Copy each line in the data that includes the word "title".

Website and app data records:
[Start of section]

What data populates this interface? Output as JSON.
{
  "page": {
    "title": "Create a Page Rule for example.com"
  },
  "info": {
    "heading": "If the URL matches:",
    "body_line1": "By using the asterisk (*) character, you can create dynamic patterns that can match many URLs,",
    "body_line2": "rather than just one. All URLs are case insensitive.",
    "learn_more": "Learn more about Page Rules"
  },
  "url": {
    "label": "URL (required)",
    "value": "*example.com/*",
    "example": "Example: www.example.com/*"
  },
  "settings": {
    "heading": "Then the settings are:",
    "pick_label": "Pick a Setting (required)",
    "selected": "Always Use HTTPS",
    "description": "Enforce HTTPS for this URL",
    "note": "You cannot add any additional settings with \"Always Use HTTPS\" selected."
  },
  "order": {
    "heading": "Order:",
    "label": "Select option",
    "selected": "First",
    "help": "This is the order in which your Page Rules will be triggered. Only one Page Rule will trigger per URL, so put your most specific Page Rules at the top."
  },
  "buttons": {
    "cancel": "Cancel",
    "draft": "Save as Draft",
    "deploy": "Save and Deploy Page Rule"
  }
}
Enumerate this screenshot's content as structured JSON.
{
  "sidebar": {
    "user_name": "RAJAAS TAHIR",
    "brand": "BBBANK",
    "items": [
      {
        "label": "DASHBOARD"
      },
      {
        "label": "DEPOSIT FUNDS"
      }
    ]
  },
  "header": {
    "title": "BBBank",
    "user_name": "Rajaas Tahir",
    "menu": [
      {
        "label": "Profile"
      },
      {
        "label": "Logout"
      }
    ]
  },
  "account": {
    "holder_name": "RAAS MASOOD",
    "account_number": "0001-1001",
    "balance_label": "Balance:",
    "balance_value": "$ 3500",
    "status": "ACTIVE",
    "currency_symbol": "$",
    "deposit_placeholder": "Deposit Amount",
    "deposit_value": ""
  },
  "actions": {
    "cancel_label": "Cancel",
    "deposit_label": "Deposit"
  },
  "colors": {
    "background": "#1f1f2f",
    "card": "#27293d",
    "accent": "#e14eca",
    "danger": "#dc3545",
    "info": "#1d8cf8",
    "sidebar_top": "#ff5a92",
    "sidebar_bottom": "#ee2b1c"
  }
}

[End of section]

• [WRITTEN REPLY]
    "title": "Create a Page Rule for example.com"
    "title": "BBBank",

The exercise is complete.